**Task prompt:** Your task is to count the lines of the entries below that include the word "name" and to give only the resulting number.

Excerpts from an interface dataset
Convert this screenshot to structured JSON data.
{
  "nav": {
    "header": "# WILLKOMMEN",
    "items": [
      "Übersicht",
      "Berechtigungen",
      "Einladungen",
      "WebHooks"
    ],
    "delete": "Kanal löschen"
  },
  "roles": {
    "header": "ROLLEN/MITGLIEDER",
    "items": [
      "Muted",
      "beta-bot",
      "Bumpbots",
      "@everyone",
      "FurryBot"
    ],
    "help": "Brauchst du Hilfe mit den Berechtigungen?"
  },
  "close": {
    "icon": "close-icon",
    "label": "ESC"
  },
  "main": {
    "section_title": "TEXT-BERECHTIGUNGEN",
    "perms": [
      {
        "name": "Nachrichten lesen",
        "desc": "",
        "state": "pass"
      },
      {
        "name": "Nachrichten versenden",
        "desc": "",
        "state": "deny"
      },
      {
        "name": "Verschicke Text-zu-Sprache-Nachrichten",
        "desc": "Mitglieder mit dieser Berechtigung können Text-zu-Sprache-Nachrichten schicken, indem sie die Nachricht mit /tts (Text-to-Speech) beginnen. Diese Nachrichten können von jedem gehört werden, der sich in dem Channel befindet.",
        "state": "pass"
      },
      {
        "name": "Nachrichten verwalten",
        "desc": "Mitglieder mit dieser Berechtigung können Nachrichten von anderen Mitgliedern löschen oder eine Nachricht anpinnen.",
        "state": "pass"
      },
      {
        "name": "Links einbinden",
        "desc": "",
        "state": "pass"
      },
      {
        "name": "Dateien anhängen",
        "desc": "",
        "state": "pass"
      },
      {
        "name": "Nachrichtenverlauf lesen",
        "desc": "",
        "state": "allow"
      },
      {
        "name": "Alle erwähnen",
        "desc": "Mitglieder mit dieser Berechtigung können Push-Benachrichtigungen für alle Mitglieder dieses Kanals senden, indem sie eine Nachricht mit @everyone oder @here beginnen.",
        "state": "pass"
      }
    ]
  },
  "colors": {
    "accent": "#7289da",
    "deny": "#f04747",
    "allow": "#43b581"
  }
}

**Result for this task:** 8